Problem description
Determine how many lines in the entries below contain the word "email". The reply is that number alone.

Segment Start: Records supplied

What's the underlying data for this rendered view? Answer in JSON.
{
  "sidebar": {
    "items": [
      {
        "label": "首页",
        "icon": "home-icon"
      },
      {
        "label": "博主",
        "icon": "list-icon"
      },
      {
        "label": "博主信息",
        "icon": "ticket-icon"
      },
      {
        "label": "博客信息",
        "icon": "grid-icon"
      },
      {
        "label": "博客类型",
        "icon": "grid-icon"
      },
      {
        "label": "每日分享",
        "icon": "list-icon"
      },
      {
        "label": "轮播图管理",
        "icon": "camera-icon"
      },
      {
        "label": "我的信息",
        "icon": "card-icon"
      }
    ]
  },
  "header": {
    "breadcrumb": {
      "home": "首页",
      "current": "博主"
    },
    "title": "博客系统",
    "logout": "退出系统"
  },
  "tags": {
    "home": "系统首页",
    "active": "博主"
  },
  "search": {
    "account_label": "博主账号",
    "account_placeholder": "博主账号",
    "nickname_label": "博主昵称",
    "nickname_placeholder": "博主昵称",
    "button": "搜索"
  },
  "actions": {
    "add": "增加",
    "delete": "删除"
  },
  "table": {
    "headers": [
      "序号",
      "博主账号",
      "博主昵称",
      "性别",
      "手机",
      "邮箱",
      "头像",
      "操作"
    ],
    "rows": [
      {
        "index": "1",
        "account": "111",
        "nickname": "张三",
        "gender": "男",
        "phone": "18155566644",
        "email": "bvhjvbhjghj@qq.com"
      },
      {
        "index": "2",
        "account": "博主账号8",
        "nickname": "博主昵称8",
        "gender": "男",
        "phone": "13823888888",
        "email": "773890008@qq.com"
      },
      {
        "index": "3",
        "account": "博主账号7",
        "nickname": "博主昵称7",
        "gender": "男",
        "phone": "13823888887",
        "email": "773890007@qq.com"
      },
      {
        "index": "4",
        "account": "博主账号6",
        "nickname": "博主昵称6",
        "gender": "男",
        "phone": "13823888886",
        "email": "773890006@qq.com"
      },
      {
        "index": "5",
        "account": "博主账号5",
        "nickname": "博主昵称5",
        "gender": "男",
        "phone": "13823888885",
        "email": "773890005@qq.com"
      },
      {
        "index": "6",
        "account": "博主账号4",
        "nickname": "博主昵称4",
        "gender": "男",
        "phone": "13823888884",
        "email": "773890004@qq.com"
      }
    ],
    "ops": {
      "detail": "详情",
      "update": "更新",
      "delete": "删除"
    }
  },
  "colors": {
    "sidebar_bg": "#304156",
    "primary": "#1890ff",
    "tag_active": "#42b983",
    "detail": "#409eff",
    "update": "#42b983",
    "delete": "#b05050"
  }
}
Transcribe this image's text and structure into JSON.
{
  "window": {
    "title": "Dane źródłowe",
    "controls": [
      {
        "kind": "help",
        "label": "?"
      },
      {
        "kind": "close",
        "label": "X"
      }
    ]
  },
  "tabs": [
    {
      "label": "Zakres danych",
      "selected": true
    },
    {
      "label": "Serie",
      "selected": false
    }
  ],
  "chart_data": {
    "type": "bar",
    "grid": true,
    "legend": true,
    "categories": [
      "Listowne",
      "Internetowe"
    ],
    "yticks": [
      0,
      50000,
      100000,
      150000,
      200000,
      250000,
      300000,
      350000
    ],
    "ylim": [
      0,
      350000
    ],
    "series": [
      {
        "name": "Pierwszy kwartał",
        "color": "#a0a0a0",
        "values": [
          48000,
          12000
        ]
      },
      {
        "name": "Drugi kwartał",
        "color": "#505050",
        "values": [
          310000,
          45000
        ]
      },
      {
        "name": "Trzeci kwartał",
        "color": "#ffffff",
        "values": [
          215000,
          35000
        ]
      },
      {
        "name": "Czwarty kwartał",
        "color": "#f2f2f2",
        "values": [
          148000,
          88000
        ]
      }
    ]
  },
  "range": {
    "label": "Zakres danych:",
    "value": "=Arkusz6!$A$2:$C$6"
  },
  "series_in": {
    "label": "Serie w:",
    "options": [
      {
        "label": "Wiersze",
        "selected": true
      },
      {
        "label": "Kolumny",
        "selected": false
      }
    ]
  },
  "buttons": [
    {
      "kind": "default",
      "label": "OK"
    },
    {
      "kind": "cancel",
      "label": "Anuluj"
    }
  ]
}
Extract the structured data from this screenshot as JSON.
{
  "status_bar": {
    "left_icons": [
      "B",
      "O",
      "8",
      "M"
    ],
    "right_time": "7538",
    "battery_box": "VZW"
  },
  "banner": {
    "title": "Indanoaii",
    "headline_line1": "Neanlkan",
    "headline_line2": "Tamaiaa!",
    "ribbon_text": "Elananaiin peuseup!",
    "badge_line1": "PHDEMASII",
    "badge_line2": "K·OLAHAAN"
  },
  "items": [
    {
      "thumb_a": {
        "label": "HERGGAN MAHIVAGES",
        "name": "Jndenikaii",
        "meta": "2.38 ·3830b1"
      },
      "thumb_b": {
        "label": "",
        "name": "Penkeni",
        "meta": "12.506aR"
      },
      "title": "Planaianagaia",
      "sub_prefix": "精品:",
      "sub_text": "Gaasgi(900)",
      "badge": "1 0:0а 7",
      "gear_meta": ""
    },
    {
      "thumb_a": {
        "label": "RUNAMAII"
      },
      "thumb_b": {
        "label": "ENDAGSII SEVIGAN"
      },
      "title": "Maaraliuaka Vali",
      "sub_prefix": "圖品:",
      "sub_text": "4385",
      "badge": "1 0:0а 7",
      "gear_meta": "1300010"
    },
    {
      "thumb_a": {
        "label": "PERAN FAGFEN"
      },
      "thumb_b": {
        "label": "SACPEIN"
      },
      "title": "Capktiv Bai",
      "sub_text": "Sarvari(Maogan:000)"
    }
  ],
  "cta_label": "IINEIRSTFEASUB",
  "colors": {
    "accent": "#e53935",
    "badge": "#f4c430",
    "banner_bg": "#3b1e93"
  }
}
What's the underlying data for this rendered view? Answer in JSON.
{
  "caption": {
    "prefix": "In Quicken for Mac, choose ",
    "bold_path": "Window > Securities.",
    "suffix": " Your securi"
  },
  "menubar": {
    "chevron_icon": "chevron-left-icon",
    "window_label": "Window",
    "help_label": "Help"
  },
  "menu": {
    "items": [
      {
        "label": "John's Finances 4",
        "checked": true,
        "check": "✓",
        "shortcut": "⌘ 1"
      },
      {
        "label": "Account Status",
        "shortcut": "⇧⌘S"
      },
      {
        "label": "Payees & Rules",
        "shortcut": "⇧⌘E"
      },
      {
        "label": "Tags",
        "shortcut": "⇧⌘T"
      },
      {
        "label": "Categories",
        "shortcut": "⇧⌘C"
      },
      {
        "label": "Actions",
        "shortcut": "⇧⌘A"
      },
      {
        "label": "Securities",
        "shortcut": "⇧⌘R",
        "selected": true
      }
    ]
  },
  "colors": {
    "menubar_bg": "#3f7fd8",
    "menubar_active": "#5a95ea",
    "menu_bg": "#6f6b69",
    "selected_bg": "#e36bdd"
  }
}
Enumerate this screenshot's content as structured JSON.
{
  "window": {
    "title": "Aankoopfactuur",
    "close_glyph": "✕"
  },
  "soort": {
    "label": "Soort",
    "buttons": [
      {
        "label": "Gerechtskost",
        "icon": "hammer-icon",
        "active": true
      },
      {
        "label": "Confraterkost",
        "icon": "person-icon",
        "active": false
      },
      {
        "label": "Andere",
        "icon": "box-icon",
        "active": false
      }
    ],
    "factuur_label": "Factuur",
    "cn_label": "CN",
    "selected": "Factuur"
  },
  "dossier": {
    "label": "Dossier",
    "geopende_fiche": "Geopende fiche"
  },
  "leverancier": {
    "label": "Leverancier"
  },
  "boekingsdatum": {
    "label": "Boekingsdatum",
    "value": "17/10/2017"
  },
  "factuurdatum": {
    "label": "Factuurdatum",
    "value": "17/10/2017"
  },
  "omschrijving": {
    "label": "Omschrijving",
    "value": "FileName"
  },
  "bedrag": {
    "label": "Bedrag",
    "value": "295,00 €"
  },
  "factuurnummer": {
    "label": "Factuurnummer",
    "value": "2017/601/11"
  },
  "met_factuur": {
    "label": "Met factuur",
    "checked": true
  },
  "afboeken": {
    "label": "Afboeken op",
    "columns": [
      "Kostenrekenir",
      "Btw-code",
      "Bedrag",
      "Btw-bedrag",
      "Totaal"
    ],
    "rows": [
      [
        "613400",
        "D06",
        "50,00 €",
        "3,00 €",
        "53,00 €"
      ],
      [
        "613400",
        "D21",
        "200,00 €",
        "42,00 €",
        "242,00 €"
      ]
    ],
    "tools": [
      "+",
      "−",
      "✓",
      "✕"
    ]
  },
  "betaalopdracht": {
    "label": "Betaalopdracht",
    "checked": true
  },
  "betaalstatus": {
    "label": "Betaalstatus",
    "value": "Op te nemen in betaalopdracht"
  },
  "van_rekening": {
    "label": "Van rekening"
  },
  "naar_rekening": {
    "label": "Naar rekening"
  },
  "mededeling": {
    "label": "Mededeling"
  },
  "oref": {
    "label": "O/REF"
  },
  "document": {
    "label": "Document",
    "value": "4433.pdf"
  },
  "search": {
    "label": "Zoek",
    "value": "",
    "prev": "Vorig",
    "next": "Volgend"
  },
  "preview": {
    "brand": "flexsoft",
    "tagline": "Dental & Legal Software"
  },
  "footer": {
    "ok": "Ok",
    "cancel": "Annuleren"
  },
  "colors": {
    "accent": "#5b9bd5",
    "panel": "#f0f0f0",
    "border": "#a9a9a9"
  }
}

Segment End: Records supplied

Output below
6